* _Supplied entries_:
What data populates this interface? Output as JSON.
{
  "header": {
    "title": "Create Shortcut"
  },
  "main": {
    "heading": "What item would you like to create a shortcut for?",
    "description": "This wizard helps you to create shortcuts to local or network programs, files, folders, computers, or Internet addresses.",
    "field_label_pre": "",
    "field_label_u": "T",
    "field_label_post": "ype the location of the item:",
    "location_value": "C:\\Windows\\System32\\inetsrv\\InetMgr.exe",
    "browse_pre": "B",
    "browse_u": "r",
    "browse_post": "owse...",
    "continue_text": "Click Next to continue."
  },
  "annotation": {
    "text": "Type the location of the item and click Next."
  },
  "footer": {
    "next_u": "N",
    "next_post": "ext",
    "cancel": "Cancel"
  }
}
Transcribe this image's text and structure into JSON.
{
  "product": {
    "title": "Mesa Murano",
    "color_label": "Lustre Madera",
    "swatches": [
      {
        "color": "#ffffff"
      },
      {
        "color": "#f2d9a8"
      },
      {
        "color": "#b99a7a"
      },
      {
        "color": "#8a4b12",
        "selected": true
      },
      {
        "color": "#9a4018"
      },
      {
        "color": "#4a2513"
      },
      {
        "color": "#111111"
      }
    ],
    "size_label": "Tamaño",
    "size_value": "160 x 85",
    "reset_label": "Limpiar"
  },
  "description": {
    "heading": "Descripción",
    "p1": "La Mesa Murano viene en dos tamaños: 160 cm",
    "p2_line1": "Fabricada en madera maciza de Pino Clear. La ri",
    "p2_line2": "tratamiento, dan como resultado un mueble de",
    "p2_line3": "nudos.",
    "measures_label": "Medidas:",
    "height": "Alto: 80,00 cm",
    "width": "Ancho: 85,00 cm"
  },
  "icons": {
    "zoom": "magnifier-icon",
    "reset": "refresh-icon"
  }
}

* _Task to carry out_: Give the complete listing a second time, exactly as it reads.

* _Answer for the task_:
What data populates this interface? Output as JSON.
{
  "header": {
    "title": "Create Shortcut"
  },
  "main": {
    "heading": "What item would you like to create a shortcut for?",
    "description": "This wizard helps you to create shortcuts to local or network programs, files, folders, computers, or Internet addresses.",
    "field_label_pre": "",
    "field_label_u": "T",
    "field_label_post": "ype the location of the item:",
    "location_value": "C:\\Windows\\System32\\inetsrv\\InetMgr.exe",
    "browse_pre": "B",
    "browse_u": "r",
    "browse_post": "owse...",
    "continue_text": "Click Next to continue."
  },
  "annotation": {
    "text": "Type the location of the item and click Next."
  },
  "footer": {
    "next_u": "N",
    "next_post": "ext",
    "cancel": "Cancel"
  }
}
Transcribe this image's text and structure into JSON.
{
  "product": {
    "title": "Mesa Murano",
    "color_label": "Lustre Madera",
    "swatches": [
      {
        "color": "#ffffff"
      },
      {
        "color": "#f2d9a8"
      },
      {
        "color": "#b99a7a"
      },
      {
        "color": "#8a4b12",
        "selected": true
      },
      {
        "color": "#9a4018"
      },
      {
        "color": "#4a2513"
      },
      {
        "color": "#111111"
      }
    ],
    "size_label": "Tamaño",
    "size_value": "160 x 85",
    "reset_label": "Limpiar"
  },
  "description": {
    "heading": "Descripción",
    "p1": "La Mesa Murano viene en dos tamaños: 160 cm",
    "p2_line1": "Fabricada en madera maciza de Pino Clear. La ri",
    "p2_line2": "tratamiento, dan como resultado un mueble de",
    "p2_line3": "nudos.",
    "measures_label": "Medidas:",
    "height": "Alto: 80,00 cm",
    "width": "Ancho: 85,00 cm"
  },
  "icons": {
    "zoom": "magnifier-icon",
    "reset": "refresh-icon"
  }
}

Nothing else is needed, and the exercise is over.